* [What to do]:
Pull out every line below that contains the word "digital".

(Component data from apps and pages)
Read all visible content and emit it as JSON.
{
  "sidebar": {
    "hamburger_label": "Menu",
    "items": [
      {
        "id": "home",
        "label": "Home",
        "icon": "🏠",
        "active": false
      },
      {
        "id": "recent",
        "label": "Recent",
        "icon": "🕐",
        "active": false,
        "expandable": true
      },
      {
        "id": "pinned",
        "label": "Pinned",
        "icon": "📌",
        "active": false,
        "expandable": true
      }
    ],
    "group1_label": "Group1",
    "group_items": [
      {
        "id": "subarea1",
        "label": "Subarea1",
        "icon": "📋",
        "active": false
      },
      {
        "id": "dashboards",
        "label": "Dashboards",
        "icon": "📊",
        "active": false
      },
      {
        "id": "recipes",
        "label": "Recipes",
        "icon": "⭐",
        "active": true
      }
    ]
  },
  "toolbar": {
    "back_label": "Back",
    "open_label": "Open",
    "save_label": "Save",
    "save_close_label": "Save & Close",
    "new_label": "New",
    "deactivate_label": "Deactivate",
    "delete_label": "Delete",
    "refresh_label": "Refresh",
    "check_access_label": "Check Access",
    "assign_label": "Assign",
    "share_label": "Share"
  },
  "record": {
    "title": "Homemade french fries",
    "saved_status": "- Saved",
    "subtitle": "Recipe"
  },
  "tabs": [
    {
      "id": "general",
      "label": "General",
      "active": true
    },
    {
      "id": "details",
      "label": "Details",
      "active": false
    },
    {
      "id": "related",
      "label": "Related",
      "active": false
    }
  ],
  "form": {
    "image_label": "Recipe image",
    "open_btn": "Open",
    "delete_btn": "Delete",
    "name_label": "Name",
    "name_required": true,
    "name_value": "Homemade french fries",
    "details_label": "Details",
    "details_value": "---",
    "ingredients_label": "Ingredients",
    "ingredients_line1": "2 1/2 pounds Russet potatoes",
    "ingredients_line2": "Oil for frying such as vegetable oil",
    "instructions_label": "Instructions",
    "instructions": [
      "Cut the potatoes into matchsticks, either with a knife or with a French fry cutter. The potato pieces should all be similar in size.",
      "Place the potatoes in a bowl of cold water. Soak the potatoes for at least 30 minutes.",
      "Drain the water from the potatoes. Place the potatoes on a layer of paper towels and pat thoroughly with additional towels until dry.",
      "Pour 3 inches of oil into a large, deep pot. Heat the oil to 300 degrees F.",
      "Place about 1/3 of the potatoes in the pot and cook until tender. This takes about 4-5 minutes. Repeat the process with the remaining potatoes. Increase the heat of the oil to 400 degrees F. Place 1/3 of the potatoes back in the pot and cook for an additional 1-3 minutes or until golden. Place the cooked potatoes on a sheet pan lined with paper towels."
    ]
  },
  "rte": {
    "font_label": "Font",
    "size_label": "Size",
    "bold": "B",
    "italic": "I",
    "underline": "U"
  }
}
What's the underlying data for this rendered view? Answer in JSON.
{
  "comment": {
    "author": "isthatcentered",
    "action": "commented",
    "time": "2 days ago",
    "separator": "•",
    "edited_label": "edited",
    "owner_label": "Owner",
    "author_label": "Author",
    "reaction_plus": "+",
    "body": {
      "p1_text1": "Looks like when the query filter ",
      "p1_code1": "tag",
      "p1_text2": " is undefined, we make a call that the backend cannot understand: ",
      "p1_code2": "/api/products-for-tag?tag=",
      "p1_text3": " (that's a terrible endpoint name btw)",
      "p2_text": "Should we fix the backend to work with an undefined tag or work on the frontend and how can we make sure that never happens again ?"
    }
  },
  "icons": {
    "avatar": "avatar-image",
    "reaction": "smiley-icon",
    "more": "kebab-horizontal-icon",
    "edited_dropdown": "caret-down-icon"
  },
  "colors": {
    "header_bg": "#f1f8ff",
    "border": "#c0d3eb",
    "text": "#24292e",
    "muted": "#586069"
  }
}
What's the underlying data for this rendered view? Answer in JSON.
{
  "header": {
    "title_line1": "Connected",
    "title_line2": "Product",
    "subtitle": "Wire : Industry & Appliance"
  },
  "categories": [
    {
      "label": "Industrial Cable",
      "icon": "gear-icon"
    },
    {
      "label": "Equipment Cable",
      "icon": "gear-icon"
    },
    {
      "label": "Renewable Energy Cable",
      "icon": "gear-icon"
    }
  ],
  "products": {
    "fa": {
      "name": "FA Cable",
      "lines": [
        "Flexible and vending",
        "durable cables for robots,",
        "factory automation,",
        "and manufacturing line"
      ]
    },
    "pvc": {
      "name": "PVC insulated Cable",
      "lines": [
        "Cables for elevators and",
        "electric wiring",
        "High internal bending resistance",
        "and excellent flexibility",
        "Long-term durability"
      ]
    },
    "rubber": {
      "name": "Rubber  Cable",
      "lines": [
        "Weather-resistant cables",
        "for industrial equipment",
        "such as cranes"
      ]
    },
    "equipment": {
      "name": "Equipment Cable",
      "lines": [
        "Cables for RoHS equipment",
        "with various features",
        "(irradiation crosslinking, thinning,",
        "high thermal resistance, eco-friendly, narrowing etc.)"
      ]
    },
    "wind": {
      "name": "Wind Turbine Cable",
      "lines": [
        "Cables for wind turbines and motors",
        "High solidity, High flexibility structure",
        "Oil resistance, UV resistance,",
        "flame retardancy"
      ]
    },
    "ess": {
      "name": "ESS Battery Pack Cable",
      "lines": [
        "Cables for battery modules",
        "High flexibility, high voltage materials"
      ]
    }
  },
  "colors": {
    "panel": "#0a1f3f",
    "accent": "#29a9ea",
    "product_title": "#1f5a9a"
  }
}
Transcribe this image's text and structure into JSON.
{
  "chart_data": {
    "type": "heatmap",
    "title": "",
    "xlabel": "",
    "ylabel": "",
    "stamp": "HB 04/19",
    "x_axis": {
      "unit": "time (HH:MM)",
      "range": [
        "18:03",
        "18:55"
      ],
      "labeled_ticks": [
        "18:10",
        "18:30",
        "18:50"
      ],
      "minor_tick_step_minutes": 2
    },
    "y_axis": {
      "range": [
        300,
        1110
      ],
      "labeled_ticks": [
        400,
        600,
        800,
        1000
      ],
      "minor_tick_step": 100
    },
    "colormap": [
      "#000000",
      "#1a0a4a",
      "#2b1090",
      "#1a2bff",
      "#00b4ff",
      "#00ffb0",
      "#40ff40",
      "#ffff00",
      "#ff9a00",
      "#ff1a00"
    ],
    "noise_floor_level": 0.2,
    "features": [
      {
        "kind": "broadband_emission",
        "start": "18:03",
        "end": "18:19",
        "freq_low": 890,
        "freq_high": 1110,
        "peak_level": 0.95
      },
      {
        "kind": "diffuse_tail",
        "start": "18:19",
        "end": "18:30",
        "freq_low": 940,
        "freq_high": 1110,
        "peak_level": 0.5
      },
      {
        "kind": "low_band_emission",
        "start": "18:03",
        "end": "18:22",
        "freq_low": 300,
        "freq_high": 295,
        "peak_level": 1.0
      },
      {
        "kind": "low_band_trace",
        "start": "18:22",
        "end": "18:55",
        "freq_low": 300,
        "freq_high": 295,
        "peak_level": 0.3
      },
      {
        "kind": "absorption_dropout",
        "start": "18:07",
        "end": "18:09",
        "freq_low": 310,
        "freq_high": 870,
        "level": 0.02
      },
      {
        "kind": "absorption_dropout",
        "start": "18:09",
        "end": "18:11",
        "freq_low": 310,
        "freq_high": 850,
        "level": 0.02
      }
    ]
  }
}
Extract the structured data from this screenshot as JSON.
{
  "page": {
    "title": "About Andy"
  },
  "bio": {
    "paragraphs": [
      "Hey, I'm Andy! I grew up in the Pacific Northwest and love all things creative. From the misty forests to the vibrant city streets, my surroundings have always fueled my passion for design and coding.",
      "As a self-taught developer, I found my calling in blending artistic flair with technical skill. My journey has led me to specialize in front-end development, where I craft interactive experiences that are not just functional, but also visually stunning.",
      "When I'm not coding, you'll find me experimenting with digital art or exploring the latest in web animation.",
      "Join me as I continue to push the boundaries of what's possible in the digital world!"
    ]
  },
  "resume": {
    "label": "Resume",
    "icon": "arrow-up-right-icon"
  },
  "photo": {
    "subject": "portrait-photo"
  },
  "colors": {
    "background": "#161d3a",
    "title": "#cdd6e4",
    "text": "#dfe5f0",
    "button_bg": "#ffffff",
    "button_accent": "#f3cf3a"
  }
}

* [Your solution]:
      "When I'm not coding, you'll find me experimenting with digital art or exploring the latest in web animation.",
      "Join me as I continue to push the boundaries of what's possible in the digital world!"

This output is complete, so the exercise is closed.